- _Data for the task_:

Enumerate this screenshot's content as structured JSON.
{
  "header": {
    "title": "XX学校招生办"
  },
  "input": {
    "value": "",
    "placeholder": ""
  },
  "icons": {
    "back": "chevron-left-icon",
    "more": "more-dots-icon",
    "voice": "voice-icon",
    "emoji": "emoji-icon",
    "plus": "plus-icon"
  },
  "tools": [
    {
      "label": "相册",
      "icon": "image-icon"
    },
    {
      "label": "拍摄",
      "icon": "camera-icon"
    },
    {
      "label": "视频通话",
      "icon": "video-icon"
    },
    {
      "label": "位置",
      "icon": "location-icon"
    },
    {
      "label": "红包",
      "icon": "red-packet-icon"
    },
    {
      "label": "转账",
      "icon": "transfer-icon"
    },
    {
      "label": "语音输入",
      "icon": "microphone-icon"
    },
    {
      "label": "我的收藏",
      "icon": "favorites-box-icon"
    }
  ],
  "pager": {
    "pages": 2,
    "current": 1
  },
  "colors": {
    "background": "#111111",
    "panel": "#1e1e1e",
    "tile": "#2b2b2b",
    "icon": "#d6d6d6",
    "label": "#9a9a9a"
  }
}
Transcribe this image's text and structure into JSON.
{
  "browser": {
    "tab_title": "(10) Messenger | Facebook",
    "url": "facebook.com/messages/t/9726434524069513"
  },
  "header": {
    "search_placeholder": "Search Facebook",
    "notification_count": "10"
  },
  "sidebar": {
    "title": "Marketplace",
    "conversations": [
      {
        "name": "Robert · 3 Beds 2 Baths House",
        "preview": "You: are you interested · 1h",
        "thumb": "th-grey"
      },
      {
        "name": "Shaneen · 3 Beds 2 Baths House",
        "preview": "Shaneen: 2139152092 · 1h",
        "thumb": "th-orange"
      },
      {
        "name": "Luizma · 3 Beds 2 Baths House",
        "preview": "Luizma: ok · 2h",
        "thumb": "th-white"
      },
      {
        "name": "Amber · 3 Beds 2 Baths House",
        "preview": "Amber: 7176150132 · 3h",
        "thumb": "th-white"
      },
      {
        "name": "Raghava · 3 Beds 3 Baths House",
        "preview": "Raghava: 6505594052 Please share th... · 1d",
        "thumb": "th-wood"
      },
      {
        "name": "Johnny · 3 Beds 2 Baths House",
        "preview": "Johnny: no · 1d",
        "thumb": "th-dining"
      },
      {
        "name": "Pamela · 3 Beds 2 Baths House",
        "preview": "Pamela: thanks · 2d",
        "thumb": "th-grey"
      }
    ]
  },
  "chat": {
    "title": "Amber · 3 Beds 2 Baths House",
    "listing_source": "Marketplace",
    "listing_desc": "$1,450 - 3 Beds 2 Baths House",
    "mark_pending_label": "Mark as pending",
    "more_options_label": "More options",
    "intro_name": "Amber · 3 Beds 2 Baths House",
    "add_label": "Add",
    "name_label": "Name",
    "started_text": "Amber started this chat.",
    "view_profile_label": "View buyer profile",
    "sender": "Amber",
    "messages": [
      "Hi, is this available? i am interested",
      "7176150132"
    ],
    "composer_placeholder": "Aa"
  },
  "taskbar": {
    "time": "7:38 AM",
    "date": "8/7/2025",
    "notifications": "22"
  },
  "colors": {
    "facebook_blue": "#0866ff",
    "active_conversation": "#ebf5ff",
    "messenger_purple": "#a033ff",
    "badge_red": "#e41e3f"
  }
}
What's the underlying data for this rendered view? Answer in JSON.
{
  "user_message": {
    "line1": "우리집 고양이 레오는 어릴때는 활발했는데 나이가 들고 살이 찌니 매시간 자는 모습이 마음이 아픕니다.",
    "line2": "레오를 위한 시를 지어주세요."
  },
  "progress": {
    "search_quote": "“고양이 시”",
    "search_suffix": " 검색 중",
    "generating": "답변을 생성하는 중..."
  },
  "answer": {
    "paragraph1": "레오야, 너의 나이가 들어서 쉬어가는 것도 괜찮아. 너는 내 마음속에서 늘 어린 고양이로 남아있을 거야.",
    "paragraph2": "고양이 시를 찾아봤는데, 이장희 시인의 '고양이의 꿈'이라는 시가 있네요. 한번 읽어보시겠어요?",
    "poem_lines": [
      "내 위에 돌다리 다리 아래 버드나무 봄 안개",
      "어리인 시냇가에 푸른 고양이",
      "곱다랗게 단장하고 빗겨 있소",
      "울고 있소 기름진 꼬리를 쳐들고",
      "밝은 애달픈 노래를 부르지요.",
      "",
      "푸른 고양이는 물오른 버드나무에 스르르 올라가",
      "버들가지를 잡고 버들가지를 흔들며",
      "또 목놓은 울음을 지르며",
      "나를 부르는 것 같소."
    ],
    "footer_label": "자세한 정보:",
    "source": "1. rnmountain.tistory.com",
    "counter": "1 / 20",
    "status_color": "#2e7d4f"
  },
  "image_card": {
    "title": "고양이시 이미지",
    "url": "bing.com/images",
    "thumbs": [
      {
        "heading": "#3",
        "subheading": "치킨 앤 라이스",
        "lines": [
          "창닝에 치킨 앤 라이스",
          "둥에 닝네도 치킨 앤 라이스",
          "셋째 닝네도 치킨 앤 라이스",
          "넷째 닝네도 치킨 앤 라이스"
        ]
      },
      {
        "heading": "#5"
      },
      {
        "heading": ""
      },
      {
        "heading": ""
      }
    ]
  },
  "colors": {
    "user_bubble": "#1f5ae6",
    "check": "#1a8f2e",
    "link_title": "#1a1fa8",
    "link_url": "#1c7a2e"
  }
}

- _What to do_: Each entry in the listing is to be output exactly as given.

- _Result below_:
Enumerate this screenshot's content as structured JSON.
{
  "header": {
    "title": "XX学校招生办"
  },
  "input": {
    "value": "",
    "placeholder": ""
  },
  "icons": {
    "back": "chevron-left-icon",
    "more": "more-dots-icon",
    "voice": "voice-icon",
    "emoji": "emoji-icon",
    "plus": "plus-icon"
  },
  "tools": [
    {
      "label": "相册",
      "icon": "image-icon"
    },
    {
      "label": "拍摄",
      "icon": "camera-icon"
    },
    {
      "label": "视频通话",
      "icon": "video-icon"
    },
    {
      "label": "位置",
      "icon": "location-icon"
    },
    {
      "label": "红包",
      "icon": "red-packet-icon"
    },
    {
      "label": "转账",
      "icon": "transfer-icon"
    },
    {
      "label": "语音输入",
      "icon": "microphone-icon"
    },
    {
      "label": "我的收藏",
      "icon": "favorites-box-icon"
    }
  ],
  "pager": {
    "pages": 2,
    "current": 1
  },
  "colors": {
    "background": "#111111",
    "panel": "#1e1e1e",
    "tile": "#2b2b2b",
    "icon": "#d6d6d6",
    "label": "#9a9a9a"
  }
}
Transcribe this image's text and structure into JSON.
{
  "browser": {
    "tab_title": "(10) Messenger | Facebook",
    "url": "facebook.com/messages/t/9726434524069513"
  },
  "header": {
    "search_placeholder": "Search Facebook",
    "notification_count": "10"
  },
  "sidebar": {
    "title": "Marketplace",
    "conversations": [
      {
        "name": "Robert · 3 Beds 2 Baths House",
        "preview": "You: are you interested · 1h",
        "thumb": "th-grey"
      },
      {
        "name": "Shaneen · 3 Beds 2 Baths House",
        "preview": "Shaneen: 2139152092 · 1h",
        "thumb": "th-orange"
      },
      {
        "name": "Luizma · 3 Beds 2 Baths House",
        "preview": "Luizma: ok · 2h",
        "thumb": "th-white"
      },
      {
        "name": "Amber · 3 Beds 2 Baths House",
        "preview": "Amber: 7176150132 · 3h",
        "thumb": "th-white"
      },
      {
        "name": "Raghava · 3 Beds 3 Baths House",
        "preview": "Raghava: 6505594052 Please share th... · 1d",
        "thumb": "th-wood"
      },
      {
        "name": "Johnny · 3 Beds 2 Baths House",
        "preview": "Johnny: no · 1d",
        "thumb": "th-dining"
      },
      {
        "name": "Pamela · 3 Beds 2 Baths House",
        "preview": "Pamela: thanks · 2d",
        "thumb": "th-grey"
      }
    ]
  },
  "chat": {
    "title": "Amber · 3 Beds 2 Baths House",
    "listing_source": "Marketplace",
    "listing_desc": "$1,450 - 3 Beds 2 Baths House",
    "mark_pending_label": "Mark as pending",
    "more_options_label": "More options",
    "intro_name": "Amber · 3 Beds 2 Baths House",
    "add_label": "Add",
    "name_label": "Name",
    "started_text": "Amber started this chat.",
    "view_profile_label": "View buyer profile",
    "sender": "Amber",
    "messages": [
      "Hi, is this available? i am interested",
      "7176150132"
    ],
    "composer_placeholder": "Aa"
  },
  "taskbar": {
    "time": "7:38 AM",
    "date": "8/7/2025",
    "notifications": "22"
  },
  "colors": {
    "facebook_blue": "#0866ff",
    "active_conversation": "#ebf5ff",
    "messenger_purple": "#a033ff",
    "badge_red": "#e41e3f"
  }
}
What's the underlying data for this rendered view? Answer in JSON.
{
  "user_message": {
    "line1": "우리집 고양이 레오는 어릴때는 활발했는데 나이가 들고 살이 찌니 매시간 자는 모습이 마음이 아픕니다.",
    "line2": "레오를 위한 시를 지어주세요."
  },
  "progress": {
    "search_quote": "“고양이 시”",
    "search_suffix": " 검색 중",
    "generating": "답변을 생성하는 중..."
  },
  "answer": {
    "paragraph1": "레오야, 너의 나이가 들어서 쉬어가는 것도 괜찮아. 너는 내 마음속에서 늘 어린 고양이로 남아있을 거야.",
    "paragraph2": "고양이 시를 찾아봤는데, 이장희 시인의 '고양이의 꿈'이라는 시가 있네요. 한번 읽어보시겠어요?",
    "poem_lines": [
      "내 위에 돌다리 다리 아래 버드나무 봄 안개",
      "어리인 시냇가에 푸른 고양이",
      "곱다랗게 단장하고 빗겨 있소",
      "울고 있소 기름진 꼬리를 쳐들고",
      "밝은 애달픈 노래를 부르지요.",
      "",
      "푸른 고양이는 물오른 버드나무에 스르르 올라가",
      "버들가지를 잡고 버들가지를 흔들며",
      "또 목놓은 울음을 지르며",
      "나를 부르는 것 같소."
    ],
    "footer_label": "자세한 정보:",
    "source": "1. rnmountain.tistory.com",
    "counter": "1 / 20",
    "status_color": "#2e7d4f"
  },
  "image_card": {
    "title": "고양이시 이미지",
    "url": "bing.com/images",
    "thumbs": [
      {
        "heading": "#3",
        "subheading": "치킨 앤 라이스",
        "lines": [
          "창닝에 치킨 앤 라이스",
          "둥에 닝네도 치킨 앤 라이스",
          "셋째 닝네도 치킨 앤 라이스",
          "넷째 닝네도 치킨 앤 라이스"
        ]
      },
      {
        "heading": "#5"
      },
      {
        "heading": ""
      },
      {
        "heading": ""
      }
    ]
  },
  "colors": {
    "user_bubble": "#1f5ae6",
    "check": "#1a8f2e",
    "link_title": "#1a1fa8",
    "link_url": "#1c7a2e"
  }
}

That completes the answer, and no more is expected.